# Nonhomogeneous Linear Systems

Author: John J Weber III, PhD Corresponding Textbook Sections:

• Section 9.4 – Differential Operators and the Elimination Method for Systems
• Section 9.4 -- Linear Systems in Nominal Form
• Section 9.5 -- Homogeneous Linear Systems with Constant Coefficients
• Section 9.6 -- Complex Eigenvalues
• Section 9.5 -- Nonhomogeneous Linear Systems with Constant Coefficients

## Expected Educational Results

• Objective 17–1: I can non-homogeneous linear systems using eigenvalues and eigenvectors.

## Nonhomogeneous Linear Systems

### Compartmental Models in Epidemiology

#### SIR Model (a.k.a., Kermack-McKendrick Model)

NOTE: This model was used in TV show Numb3rs in Season 1 Episode 4: https://www.imdb.com/title/tt0663234.

Let $S(t)$ be the number of individuals susceptible to the disease at time $t$; let $I(t)$ be the number of infected individuals at time $t$; and $R(t)$ be the number of individuals who recovered from the disease; then the disease can be modeled by the following system of first-order non-linear odes:

$\dfrac{dS}{dt} = -\dfrac{\beta I S}{N} \\ \dfrac{dI}{dt} = \dfrac{\beta I S}{N} - \dfrac{\gamma I}{N} \\ \dfrac{dR}{dt} = \dfrac{\gamma I}{N}$

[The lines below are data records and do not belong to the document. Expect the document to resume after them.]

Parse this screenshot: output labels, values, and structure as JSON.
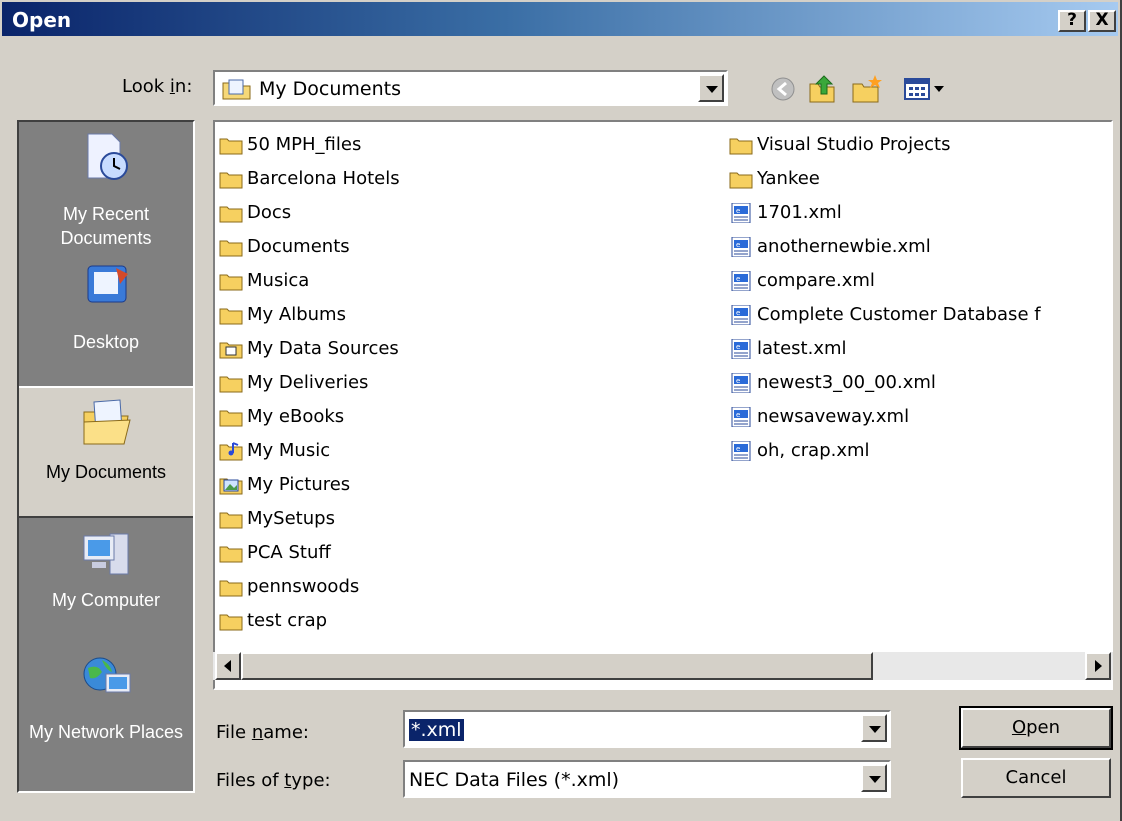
{
  "window": {
    "title": "Open",
    "help_label": "?",
    "close_label": "X"
  },
  "look_in": {
    "label_pre": "Look ",
    "label_key": "i",
    "label_post": "n:",
    "value": "My Documents"
  },
  "toolbar": {
    "icons": [
      "back-icon",
      "up-folder-icon",
      "new-folder-icon",
      "view-menu-icon"
    ]
  },
  "places": [
    {
      "label": "My Recent Documents",
      "icon": "recent-documents-icon"
    },
    {
      "label": "Desktop",
      "icon": "desktop-icon"
    },
    {
      "label": "My Documents",
      "icon": "my-documents-icon"
    },
    {
      "label": "My Computer",
      "icon": "my-computer-icon"
    },
    {
      "label": "My Network Places",
      "icon": "network-places-icon"
    }
  ],
  "files_col1": [
    {
      "name": "50 MPH_files",
      "icon": "folder"
    },
    {
      "name": "Barcelona Hotels",
      "icon": "folder"
    },
    {
      "name": "Docs",
      "icon": "folder"
    },
    {
      "name": "Documents",
      "icon": "folder"
    },
    {
      "name": "Musica",
      "icon": "folder"
    },
    {
      "name": "My Albums",
      "icon": "folder"
    },
    {
      "name": "My Data Sources",
      "icon": "datasource-folder"
    },
    {
      "name": "My Deliveries",
      "icon": "folder"
    },
    {
      "name": "My eBooks",
      "icon": "folder"
    },
    {
      "name": "My Music",
      "icon": "music-folder"
    },
    {
      "name": "My Pictures",
      "icon": "pictures-folder"
    },
    {
      "name": "MySetups",
      "icon": "folder"
    },
    {
      "name": "PCA Stuff",
      "icon": "folder"
    },
    {
      "name": "pennswoods",
      "icon": "folder"
    },
    {
      "name": "test crap",
      "icon": "folder"
    }
  ],
  "files_col2": [
    {
      "name": "Visual Studio Projects",
      "icon": "folder"
    },
    {
      "name": "Yankee",
      "icon": "folder"
    },
    {
      "name": "1701.xml",
      "icon": "xml"
    },
    {
      "name": "anothernewbie.xml",
      "icon": "xml"
    },
    {
      "name": "compare.xml",
      "icon": "xml"
    },
    {
      "name": "Complete Customer Database f",
      "icon": "xml"
    },
    {
      "name": "latest.xml",
      "icon": "xml"
    },
    {
      "name": "newest3_00_00.xml",
      "icon": "xml"
    },
    {
      "name": "newsaveway.xml",
      "icon": "xml"
    },
    {
      "name": "oh, crap.xml",
      "icon": "xml"
    }
  ],
  "file_name": {
    "label_pre": "File ",
    "label_key": "n",
    "label_post": "ame:",
    "value": "*.xml"
  },
  "file_type": {
    "label_pre": "Files of ",
    "label_key": "t",
    "label_post": "ype:",
    "value": "NEC Data Files (*.xml)"
  },
  "buttons": {
    "open_key": "O",
    "open_rest": "pen",
    "cancel": "Cancel"
  }
}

where $N=S+I+R$, $\beta$ is the infection rate, $\gamma$ is the recovery rate.

The epidemiological threshold, $\displaystyle R_0=\frac{\beta S}{\gamma}$, is the number of secondary infections caused by a single primary infection; i.e., it determines the number of people infected by contact with a single infected person before his/her death or recovery. If $R_0<1$, then the disease will gradually end; if $R_0>1$, then $\displaystyle \frac{dI}{dt}>0$.

NOTE: $R_0$ is not related to $R$.

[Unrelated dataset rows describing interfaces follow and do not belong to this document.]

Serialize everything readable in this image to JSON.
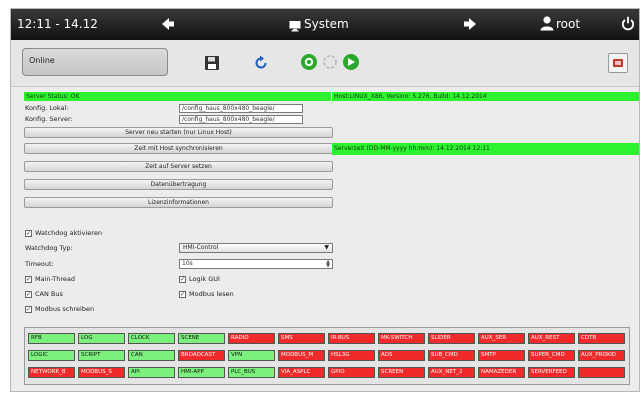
{
  "header": {
    "time": "12:11 - 14.12",
    "title": "System",
    "user": "root",
    "back_icon": "arrow-left-icon",
    "forward_icon": "arrow-right-icon",
    "monitor_icon": "monitor-icon",
    "user_icon": "user-icon",
    "power_icon": "power-icon"
  },
  "toolbar": {
    "status": "Online",
    "save_icon": "floppy-disk-icon",
    "refresh_icon": "refresh-icon",
    "zoom_in_icon": "plus-circle-icon",
    "spinner_icon": "spinner-icon",
    "zoom_out_icon": "arrow-circle-icon",
    "exit_icon": "exit-icon"
  },
  "server": {
    "status": "Server Status: OK",
    "version": "Host:LINUX_X86, Version: 5.276, Build: 14.12.2014",
    "config_local_label": "Konfig. Lokal:",
    "config_local_value": "/config_haus_800x480_beagle/",
    "config_server_label": "Konfig. Server:",
    "config_server_value": "/config_haus_800x480_beagle/",
    "server_time": "Serverzeit (DD-MM-yyyy hh:mm): 14.12.2014 12:11"
  },
  "buttons": [
    "Server neu starten (nur Linux Host)",
    "Zeit mit Host synchronisieren",
    "Zeit auf Server setzen",
    "Datenübertragung",
    "Lizenzinformationen"
  ],
  "watchdog": {
    "enable_label": "Watchdog aktivieren",
    "enable_checked": true,
    "type_label": "Watchdog Typ:",
    "type_value": "HMI-Control",
    "timeout_label": "Timeout:",
    "timeout_value": "10s",
    "checks": [
      {
        "label": "Main-Thread",
        "checked": true
      },
      {
        "label": "Logik GUI",
        "checked": true
      },
      {
        "label": "CAN Bus",
        "checked": true
      },
      {
        "label": "Modbus lesen",
        "checked": true
      },
      {
        "label": "Modbus schreiben",
        "checked": true
      }
    ]
  },
  "modules": [
    [
      {
        "label": "RFB",
        "status": "ok"
      },
      {
        "label": "LOG",
        "status": "ok"
      },
      {
        "label": "CLOCK",
        "status": "ok"
      },
      {
        "label": "SCENE",
        "status": "ok"
      },
      {
        "label": "RADIO",
        "status": "error"
      },
      {
        "label": "SMS",
        "status": "error"
      },
      {
        "label": "IR-BUS",
        "status": "error"
      },
      {
        "label": "MK-SWITCH",
        "status": "error"
      },
      {
        "label": "SLIDER",
        "status": "error"
      },
      {
        "label": "AUX_SER",
        "status": "error"
      },
      {
        "label": "AUX_REST",
        "status": "error"
      },
      {
        "label": "CDTB",
        "status": "error"
      }
    ],
    [
      {
        "label": "LOGIC",
        "status": "ok"
      },
      {
        "label": "SCRIPT",
        "status": "ok"
      },
      {
        "label": "CAN",
        "status": "ok"
      },
      {
        "label": "BROADCAST",
        "status": "error"
      },
      {
        "label": "VPN",
        "status": "ok"
      },
      {
        "label": "MODBUS_M",
        "status": "error"
      },
      {
        "label": "HSL3G",
        "status": "error"
      },
      {
        "label": "ADS",
        "status": "error"
      },
      {
        "label": "SUB_CMD",
        "status": "error"
      },
      {
        "label": "SMTP",
        "status": "error"
      },
      {
        "label": "SUPER_CMD",
        "status": "error"
      },
      {
        "label": "AUX_PROXID",
        "status": "error"
      }
    ],
    [
      {
        "label": "NETWORK_B",
        "status": "error"
      },
      {
        "label": "MODBUS_S",
        "status": "error"
      },
      {
        "label": "API",
        "status": "ok"
      },
      {
        "label": "HMI-APP",
        "status": "ok"
      },
      {
        "label": "PLC_BUS",
        "status": "ok"
      },
      {
        "label": "VIA_ASPLC",
        "status": "error"
      },
      {
        "label": "GPIO",
        "status": "error"
      },
      {
        "label": "SCREEN",
        "status": "error"
      },
      {
        "label": "AUX_NET_2",
        "status": "error"
      },
      {
        "label": "NAMAZEDER",
        "status": "error"
      },
      {
        "label": "SERVERFEED",
        "status": "error"
      },
      {
        "label": "",
        "status": "error"
      }
    ]
  ],
  "colors": {
    "ok": "#7cf07c",
    "error": "#ee2a2a",
    "status_bar": "#2ef22e",
    "topbar": "#1a1a1a"
  }
}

NOTE: $R_0$ was frequently referenced in media discussions of the COVID-19 pandemic. An NIH Report [https://www.ncbi.nlm.nih.gov/books/NBK554776/] states that for COVID-19, $R_0=2.2$, i.e., each infected person will infect an additional 2.2 individuals, on average.

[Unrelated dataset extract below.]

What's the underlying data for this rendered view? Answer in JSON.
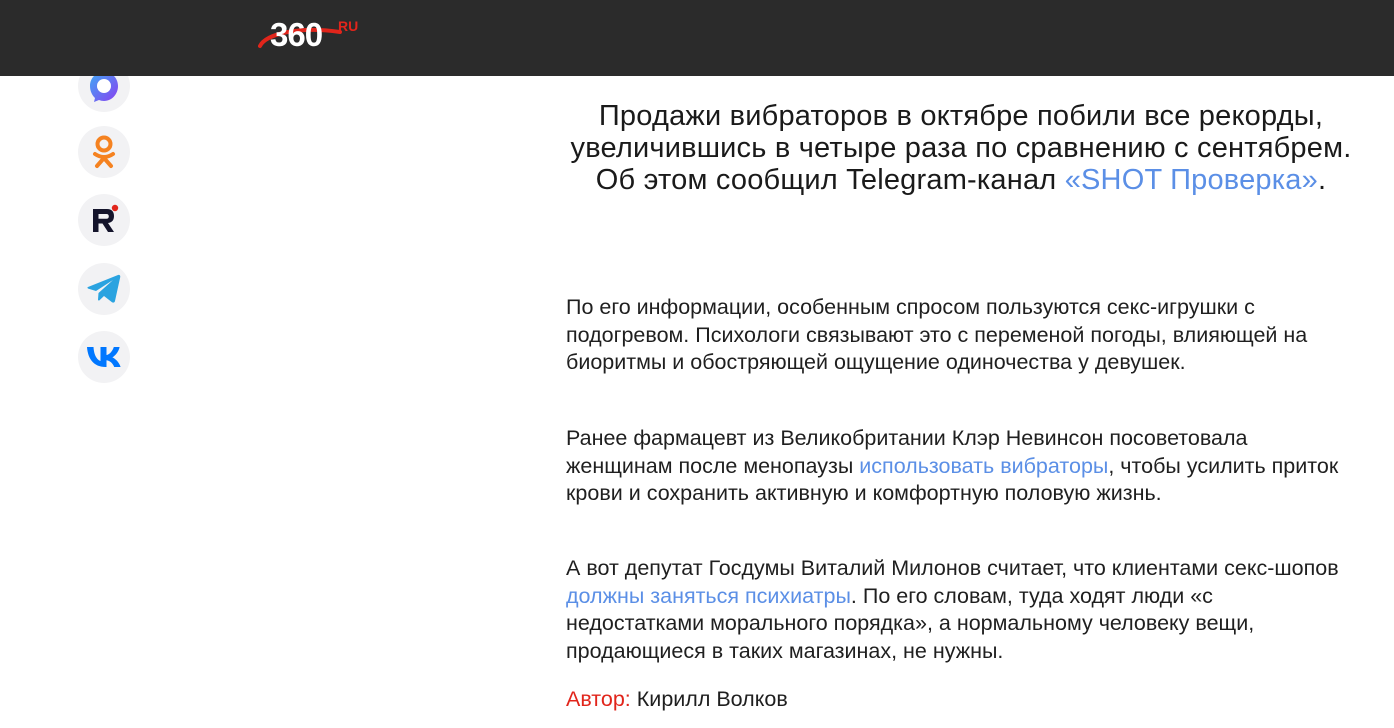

#### Investigation 03

1. Explain why $\displaystyle \frac{dI}{dt}$ is dependent on $I$.
2. Explain why $\displaystyle \frac{dI}{dt}$ has a negative sign in the formula.
3. Explain why $\displaystyle \frac{dI}{dt}$ has two terms.
4. Explain why $\displaystyle \frac{dI}{dt}$ is dependent only on the $I$ variable.

### SEIR Model

Let $S(t)$ be the number of individuals susceptible to the disease at time $t$; let $E(t)$ be the number of individuals exposed to the disease; let $I(t)$ be the number of infected individuals at time $t$; and $R(t)$ be the number of individuals who recovered from the disease; then the disease can be modeled by the following system of first-order non-linear odes:

$\dfrac{dS}{dt} = \left(\Lambda - \mu\right) S - \dfrac{\beta I S}{N} \\ \dfrac{dE}{dt} = \dfrac{\beta I S}{N} - (\mu +\alpha)E \\ \dfrac{dI}{dt} = aE - (\gamma + \mu) I \\ \dfrac{dR}{dt} = \gamma I - \mu R$

where $N=S+E+I+R$, $\beta$ is the infection rate, $\gamma$ is the recovery rate, $a^{-1}$ is the average incubation period, $\Lambda$ is the birth rate, and $\mu$ is the death rate.

The epidemiological threshold, $\displaystyle R_0=\frac{a}{a+\mu}\frac{\beta}{\mu+\gamma}$, is the number of secondary infections caused by a single primary infection; i.e., it determines the number of people infected by contact with a single infected person before his/her death or recovery. If $R_0<1$, then the disease will gradually end; if $R_0>1$, then $\displaystyle \frac{dI}{dt}>0$.